Machine-to-machine (M2M) traffic demands an increasing volume in 4G LTE networks. M2M traffic is characterized by a large number of very short messages whereas legacy 4G networks are designed for human users with larger data portions to be transported. Sending each M2M message separately over the network therefore results in an inefficient utilization of the network. In this project, methods of aggregating M2M messages are investigated so that the network utilization is improved while still keeping quality-of-service (QoS) requirements such as the delay.

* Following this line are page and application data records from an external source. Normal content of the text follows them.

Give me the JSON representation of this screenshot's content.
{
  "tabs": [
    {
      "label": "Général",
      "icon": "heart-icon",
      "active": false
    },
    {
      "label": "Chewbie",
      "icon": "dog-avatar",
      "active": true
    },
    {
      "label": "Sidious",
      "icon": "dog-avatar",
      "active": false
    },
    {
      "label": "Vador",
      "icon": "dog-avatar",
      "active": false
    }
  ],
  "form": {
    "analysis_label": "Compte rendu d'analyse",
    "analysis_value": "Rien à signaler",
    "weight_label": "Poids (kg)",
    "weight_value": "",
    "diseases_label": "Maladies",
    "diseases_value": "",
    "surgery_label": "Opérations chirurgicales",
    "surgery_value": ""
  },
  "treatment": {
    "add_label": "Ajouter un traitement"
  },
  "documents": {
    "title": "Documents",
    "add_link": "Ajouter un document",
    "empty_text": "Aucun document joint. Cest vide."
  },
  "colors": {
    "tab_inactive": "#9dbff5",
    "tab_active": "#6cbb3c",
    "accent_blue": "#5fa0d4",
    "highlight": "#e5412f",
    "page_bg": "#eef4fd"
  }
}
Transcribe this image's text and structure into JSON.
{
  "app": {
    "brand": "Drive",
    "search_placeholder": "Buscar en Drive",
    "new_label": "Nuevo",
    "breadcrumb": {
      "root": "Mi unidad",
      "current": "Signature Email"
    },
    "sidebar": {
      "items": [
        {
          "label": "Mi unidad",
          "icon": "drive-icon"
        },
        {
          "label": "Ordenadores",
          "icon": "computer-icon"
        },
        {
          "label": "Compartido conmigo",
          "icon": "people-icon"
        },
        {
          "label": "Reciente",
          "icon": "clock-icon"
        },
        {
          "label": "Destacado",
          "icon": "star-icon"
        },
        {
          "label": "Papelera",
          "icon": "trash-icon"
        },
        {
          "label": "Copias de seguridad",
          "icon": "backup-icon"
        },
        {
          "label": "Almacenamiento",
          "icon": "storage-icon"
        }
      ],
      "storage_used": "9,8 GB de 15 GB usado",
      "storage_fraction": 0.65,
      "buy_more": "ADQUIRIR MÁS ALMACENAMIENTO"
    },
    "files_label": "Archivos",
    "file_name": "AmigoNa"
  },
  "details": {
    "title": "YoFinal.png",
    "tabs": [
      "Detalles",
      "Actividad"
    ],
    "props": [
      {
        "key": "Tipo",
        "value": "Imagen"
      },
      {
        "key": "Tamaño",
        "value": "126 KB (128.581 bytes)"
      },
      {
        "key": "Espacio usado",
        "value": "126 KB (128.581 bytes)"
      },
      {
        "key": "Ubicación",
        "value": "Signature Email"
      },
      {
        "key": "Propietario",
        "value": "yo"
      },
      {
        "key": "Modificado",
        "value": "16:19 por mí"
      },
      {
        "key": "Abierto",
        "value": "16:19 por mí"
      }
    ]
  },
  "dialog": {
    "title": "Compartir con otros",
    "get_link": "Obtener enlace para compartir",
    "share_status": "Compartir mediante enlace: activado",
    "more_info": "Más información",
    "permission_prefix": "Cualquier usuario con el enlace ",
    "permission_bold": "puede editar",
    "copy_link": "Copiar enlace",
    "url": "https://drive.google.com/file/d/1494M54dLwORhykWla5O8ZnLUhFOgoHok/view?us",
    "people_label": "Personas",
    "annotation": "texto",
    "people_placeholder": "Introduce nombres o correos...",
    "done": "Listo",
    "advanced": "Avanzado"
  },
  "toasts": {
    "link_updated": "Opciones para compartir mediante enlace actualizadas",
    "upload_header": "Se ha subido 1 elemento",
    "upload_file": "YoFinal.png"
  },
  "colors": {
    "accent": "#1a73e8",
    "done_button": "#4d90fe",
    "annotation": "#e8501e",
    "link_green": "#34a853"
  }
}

Modern communication devices often have more than one interface, e.g. Ethernet, WLAN and LTE. Legacy TCP connections can only use one interface at at given time, whereas Multipath TCP allows to use multiple interfaces both at the server as well as the client side and thus deploying different paths for the same connection, transparent for the application. In this project, two major issues are being addressed. On the one hand, Multipath TCP connections should behave fairly against legacy connections, which in the first place requires comprehensive formal fairness definitions which then can be mapped to Multipath TCP's congestion control. Besides the investigations with simulations and physical testbeds, an analytical model describing different fairness methods is also developed. The second major issue of the project is the scheduling required to deliver data over the different MPTCP sub-connections in an optimum way so that QoS metrics such as delay or throughput can be optimised. Since TCP is an end-to-end protocol, this scheduler is located in the communication endpoints and has to take its decisions based on end-to-end QoS measurements, however as an option, assistance by the network, e.g. informing the endpoint how much load should be applied to which interface, may also be considered.